  • “Fantasy vs. Science Fiction” with David Dvorkin, Ann Gimpel, Peter Jones, Deborah Ross, Sharon Joss. The answer was a resounding ‘yes’ to both!
  • “Paranormal Romance” with Peter ‘Frog” Jones, Laura Whitcomb, Sharon Joss. We debated the differences between Urban Fantasy and Paranormal Romance
  • ” If You Could Talk to the Animals… ” With Laura Anne Giman and Sara Mueller. We all love animals, and both Sara and Laura are experienced horsewomen, while I’m a falconer. We discussed how best to research animal behavior in order to avoid ‘humanizing’ animal characters.
  • Endings: Cuddling with the Reader with Dean Wells, Deborah Ross and Mike Shepherd. This great fun, and we talked about how different authors view endings in short stories, novels, and multi-novel series.
  • Structurally Speaking with John C. Bunnell, Erika Satifka, David Boop. (I was the moderator for this one).  I really enjoyed this panel; we discussed Campbell’s Hero’s Journey, non-linear storytelling, unconventional  narratives, and even explored how structure interacts with theme, plot, and characterization.

CS: What’s on the horizon for Sharon Joss?

SJ: I’m hard at work on Book 5 of the Hand of Fate series. I’ve also got two solicited short stories to write for two different science fiction anthologies (due in February), and I’m developing ideas/outlines for my next series. That should keep me busy for the next few months!


Wilburn and Joss Awarded SLF Older Writers Grants

Career counselor Debra Wilburn and Oregon writer Sharon Joss have received 2016 Older Writers Grants from the Speculative Literature Foundation (SLF). The $500 awards support any purpose that the recipients choose to benefit their work.

The Speculative Literature Foundation created the Older Writers Grants to support writers who are 50 years of age or older at the time of their application, and who are just beginning to professionally publish their work. The awards are intended to aid older writers in overcoming barriers to writing speculative fiction professionally.
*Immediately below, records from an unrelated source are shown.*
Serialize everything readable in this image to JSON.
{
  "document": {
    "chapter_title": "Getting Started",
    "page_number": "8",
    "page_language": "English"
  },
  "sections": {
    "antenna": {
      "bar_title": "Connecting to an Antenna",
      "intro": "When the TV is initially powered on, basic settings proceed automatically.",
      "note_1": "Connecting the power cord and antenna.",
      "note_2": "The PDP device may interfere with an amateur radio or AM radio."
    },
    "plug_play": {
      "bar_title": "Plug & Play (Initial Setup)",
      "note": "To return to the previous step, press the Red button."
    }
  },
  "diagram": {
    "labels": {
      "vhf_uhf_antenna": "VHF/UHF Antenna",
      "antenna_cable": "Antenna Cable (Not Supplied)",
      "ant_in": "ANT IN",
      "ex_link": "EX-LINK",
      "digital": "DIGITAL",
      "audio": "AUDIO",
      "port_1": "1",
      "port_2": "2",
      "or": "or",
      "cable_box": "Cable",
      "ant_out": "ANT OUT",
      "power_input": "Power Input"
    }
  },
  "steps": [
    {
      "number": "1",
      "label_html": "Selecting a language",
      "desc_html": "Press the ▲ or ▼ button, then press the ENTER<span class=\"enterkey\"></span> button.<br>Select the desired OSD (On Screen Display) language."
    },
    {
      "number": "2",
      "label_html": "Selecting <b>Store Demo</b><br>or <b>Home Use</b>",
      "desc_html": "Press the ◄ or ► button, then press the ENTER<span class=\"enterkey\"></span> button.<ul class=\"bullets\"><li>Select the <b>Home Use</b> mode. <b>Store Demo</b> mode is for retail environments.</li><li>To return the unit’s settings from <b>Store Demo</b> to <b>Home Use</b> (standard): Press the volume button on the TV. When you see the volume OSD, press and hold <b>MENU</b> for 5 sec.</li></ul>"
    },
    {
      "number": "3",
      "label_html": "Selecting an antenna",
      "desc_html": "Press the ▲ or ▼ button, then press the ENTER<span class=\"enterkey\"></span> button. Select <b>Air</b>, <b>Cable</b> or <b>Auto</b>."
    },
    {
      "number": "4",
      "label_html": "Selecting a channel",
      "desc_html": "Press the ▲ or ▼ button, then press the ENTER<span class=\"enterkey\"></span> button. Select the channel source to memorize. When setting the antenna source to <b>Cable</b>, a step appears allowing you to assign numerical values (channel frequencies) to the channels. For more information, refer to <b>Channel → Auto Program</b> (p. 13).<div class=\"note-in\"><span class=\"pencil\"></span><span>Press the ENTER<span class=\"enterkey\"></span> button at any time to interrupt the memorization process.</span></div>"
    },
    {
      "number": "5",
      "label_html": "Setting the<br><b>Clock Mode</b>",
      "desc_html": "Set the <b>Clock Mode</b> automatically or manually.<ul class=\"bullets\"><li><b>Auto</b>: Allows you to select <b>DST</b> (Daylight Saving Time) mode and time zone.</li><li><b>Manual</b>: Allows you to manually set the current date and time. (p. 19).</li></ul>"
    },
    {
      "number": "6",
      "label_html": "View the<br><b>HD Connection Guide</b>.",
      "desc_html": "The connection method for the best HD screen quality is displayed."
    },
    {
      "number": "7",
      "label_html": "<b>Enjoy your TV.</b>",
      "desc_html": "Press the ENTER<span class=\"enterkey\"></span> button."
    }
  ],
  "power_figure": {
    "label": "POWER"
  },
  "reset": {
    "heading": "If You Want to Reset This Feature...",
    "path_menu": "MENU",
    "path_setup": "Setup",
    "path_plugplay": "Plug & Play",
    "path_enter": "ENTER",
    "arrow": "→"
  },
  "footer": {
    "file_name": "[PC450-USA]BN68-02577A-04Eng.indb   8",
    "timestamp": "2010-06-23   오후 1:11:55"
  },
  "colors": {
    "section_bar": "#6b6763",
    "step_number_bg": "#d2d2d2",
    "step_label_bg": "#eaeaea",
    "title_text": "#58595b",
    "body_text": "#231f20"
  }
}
Currently a career counselor, Debra Wilburn describes herself as a former “pond-swimming, horseback-riding, tornado-chasing, discipline-dodging farm girl.” She is a graduate of Cornell University and also received the Achievement Award in Writing from the National Council of Teachers of English. She has held many roles in newspapers, from advertising sales to artist and writer, and has also worked as a freelance illustrator and director of development for public radio. An avid reader of current speculative fiction, Debra’s story submitted for the award, “I Ain’t No Biscuit Baker,” combined animal and insect attributes, and was inspired by being bitten several times by a tabanus atratus (horse fly) leading to a trip to the emergency room. Debra’s stories feature “sassy, metaphor-brandishing” narrators, and she is inspired to write more speculative fiction after receiving the SLF Older Writers Grant.

Sharon Joss began writing her first novel at age 55 in 2009. Four years later, she celebrated her first professional short story sale. She has now written six additional novels and dozens of short stories. Inspired by the novels of Rudyard Kipling, Andre Norton and Ray Bradbury, Sharon’s interest in speculative fiction began at an early age. She most enjoys writing fantasy, science fiction and horror — each infused with a dash of wry humor. Often, her work features “ordinary characters placed in extraordinary circumstances.” She is a full-time writer who lives in Oregon.

The Foundation also awarded honorable mentions to Jean Butterfield, Holly Schofield, and Thaddeus Howze. More than 180 applications were received for the awards this year.

SLF is led by Mary Anne Mohanraj and 30 other committed volunteers. The Foundation maintains a comprehensive website offering information for those interested in speculative fiction, and makes four awards annually to writers: the Older Writers Grants, Gulliver Travel Research Grant, Diverse Writers/Worlds Grant, and the Working Class Writers Grant.